Torsion dystonia 6 is a movement disorder that begins later in life. Individuals affected by this disorder first have involuntary movements, twisting and muscle contractions. Muscles often get very tense, and body parts may be positioned abnormally. This involuntary movement first starts in the head, neck, and eyelids. This causes problems with speaking and eating. Eventually this can spread to include the limbs like the arms and legs. This condition can appear at any age, though the average age of onset is 18 years old.
Torsion dystonia 6 is a genetic condition caused by a change in the THAP1 gene. Our genes are what control the growth, development and function of our bodies. If a mistake or error occurs in a gene, this is called a mutation, and causes the gene to not work properly. Each person has two copies of every gene, one from mom and one from dad. Torsion dystonia 6 is passed down from parent to child in an autosomal dominant manner which means only one mutation from one parent is needed to cause symptoms. A person with this condition has a 50/50 chance of passing the condition on to their children. However, some carriers of the mutation do not have symptoms of the disorder. This is because this disease has different penetrance depending on the case. Penetrance is how much a certain gene is expressed in individuals carrying it. Some people carrying the mutated THAP1 gene may not express it fully and therefore do not show the symptoms of torsion dystonia 6; this is known as reduced penetrance.

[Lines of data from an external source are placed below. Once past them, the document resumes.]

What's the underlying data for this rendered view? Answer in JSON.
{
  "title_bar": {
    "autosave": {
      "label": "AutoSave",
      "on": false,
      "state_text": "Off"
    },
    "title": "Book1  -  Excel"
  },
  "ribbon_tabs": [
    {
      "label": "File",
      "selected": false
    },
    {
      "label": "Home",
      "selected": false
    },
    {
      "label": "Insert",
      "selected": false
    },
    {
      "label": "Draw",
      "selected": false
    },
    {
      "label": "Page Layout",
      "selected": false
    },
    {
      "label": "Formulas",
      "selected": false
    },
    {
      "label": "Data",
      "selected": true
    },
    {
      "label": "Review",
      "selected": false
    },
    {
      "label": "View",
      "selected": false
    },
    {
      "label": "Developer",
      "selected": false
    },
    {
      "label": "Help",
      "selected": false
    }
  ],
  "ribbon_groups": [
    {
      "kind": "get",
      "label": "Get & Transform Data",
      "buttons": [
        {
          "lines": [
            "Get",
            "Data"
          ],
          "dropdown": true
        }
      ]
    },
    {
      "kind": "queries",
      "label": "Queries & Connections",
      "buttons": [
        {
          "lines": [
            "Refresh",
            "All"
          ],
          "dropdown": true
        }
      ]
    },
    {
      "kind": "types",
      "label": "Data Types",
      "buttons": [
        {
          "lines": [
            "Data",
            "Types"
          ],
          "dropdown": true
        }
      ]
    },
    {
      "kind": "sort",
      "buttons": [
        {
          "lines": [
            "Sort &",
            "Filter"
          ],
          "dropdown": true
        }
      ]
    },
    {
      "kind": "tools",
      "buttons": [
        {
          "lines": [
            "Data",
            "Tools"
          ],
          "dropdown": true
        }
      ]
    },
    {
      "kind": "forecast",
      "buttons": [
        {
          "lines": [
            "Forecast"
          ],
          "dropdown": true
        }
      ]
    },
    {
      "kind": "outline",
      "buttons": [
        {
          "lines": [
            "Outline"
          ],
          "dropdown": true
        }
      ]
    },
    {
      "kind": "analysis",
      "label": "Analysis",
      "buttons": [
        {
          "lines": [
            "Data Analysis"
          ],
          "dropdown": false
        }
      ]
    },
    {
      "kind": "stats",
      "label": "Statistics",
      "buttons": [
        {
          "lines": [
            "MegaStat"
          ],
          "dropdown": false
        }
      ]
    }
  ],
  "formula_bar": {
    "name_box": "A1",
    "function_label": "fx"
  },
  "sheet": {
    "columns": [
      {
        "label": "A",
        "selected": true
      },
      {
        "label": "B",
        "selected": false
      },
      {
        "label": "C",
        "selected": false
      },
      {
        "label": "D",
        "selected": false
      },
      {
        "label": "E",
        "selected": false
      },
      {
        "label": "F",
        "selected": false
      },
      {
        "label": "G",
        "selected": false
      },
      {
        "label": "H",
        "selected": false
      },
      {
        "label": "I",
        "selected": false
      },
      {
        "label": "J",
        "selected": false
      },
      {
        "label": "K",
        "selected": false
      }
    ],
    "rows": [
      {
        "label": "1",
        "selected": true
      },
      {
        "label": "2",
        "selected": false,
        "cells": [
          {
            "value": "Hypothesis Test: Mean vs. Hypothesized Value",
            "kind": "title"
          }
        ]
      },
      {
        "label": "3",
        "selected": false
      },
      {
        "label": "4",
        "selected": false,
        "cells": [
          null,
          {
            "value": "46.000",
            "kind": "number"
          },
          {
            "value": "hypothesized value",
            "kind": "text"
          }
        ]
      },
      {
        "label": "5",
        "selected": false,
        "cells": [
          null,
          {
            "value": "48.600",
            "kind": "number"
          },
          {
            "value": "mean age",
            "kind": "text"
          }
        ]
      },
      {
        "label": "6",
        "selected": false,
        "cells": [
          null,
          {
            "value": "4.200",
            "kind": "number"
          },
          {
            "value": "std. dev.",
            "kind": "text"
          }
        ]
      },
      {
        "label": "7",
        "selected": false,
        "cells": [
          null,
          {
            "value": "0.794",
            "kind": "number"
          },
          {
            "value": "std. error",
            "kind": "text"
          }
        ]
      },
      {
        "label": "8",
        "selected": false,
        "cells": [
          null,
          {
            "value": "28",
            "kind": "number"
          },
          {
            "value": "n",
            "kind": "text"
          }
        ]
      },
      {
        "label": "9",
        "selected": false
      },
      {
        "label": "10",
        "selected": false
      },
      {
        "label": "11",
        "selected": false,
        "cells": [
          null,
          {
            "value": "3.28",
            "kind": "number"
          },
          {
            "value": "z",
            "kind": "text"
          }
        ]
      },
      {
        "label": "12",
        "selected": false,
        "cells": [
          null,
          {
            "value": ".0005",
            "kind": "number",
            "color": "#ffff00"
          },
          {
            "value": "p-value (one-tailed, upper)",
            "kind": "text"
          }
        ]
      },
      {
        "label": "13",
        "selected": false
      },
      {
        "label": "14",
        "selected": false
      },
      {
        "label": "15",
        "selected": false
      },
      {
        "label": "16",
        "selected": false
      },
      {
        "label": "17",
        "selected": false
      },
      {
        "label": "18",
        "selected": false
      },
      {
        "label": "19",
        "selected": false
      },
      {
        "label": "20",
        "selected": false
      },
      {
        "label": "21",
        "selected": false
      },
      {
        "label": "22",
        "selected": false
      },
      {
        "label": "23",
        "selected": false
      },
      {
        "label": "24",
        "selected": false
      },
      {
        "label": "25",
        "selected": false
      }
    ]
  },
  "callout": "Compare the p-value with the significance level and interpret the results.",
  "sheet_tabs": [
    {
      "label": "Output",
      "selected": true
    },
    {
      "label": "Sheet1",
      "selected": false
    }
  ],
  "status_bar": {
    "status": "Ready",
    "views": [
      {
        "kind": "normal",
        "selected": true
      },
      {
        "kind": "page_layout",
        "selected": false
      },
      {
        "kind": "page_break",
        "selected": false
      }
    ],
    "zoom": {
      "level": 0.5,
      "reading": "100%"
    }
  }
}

Treatment varies on the severity and type of symptoms present. Treatment may include drugs in order to help in early stages of the disease, and Botox to relieve the dystonia. If you or a family member has been diagnosed with torsion dystonia 6, talk with your doctor about the most current treatment options. Support groups are also good resources of support and information.
Description Last Updated: Jan 29, 2018